> _RECORDS PROVIDED_
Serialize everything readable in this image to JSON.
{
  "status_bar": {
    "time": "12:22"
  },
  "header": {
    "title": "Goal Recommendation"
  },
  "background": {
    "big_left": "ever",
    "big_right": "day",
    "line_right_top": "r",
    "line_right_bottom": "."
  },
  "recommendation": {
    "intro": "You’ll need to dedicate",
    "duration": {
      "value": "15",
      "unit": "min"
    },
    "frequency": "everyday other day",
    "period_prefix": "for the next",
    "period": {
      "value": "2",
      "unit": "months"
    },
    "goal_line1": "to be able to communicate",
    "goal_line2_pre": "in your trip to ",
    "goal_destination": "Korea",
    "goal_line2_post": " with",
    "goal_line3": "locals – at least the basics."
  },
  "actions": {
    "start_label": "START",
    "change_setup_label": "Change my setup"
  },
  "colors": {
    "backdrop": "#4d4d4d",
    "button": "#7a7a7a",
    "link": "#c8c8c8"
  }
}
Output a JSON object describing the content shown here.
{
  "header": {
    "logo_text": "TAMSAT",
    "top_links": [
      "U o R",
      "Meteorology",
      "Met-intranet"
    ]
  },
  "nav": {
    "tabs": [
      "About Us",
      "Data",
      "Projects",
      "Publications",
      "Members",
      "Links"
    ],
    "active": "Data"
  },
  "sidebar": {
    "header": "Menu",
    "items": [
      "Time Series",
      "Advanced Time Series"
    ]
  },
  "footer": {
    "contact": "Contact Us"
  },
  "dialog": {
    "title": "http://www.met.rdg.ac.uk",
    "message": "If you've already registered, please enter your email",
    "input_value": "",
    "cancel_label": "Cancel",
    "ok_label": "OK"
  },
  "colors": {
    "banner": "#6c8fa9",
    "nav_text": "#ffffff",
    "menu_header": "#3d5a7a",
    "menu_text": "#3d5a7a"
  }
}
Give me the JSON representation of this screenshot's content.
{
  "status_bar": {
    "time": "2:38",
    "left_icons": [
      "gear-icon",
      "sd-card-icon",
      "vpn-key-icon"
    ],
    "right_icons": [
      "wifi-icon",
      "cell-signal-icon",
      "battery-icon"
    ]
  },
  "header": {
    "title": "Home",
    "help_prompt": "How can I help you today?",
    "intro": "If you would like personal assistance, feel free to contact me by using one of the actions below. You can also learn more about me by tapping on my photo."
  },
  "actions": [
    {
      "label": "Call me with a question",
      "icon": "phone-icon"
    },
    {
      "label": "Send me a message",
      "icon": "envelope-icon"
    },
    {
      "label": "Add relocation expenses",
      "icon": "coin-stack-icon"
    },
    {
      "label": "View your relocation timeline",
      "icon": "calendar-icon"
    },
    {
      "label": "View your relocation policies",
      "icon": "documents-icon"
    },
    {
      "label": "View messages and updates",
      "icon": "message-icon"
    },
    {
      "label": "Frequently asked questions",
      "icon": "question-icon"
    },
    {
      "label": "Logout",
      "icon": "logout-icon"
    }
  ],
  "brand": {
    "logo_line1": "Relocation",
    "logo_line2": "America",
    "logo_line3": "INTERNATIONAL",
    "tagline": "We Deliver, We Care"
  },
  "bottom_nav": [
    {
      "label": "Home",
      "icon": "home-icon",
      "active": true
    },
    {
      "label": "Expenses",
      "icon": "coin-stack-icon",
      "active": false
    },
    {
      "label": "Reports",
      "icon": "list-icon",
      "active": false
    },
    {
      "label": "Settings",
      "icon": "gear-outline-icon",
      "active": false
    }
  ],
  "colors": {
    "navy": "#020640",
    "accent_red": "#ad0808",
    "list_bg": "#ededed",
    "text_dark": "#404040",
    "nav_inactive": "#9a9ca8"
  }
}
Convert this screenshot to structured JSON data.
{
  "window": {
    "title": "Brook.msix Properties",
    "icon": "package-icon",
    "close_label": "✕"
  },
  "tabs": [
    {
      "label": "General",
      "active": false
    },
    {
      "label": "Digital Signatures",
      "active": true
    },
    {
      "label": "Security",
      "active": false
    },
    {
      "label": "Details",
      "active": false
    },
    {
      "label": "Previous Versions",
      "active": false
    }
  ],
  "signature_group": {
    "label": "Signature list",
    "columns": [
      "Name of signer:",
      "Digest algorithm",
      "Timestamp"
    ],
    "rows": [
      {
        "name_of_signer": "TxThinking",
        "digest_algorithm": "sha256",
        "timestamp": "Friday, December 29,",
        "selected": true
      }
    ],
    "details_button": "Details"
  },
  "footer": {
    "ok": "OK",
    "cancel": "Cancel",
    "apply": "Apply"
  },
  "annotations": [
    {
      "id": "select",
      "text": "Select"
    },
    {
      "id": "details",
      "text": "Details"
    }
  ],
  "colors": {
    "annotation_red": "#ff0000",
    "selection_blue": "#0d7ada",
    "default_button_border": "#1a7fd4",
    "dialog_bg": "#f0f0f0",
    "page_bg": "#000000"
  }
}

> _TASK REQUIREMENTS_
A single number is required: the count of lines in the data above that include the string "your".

> _TASK RESPONSE_
4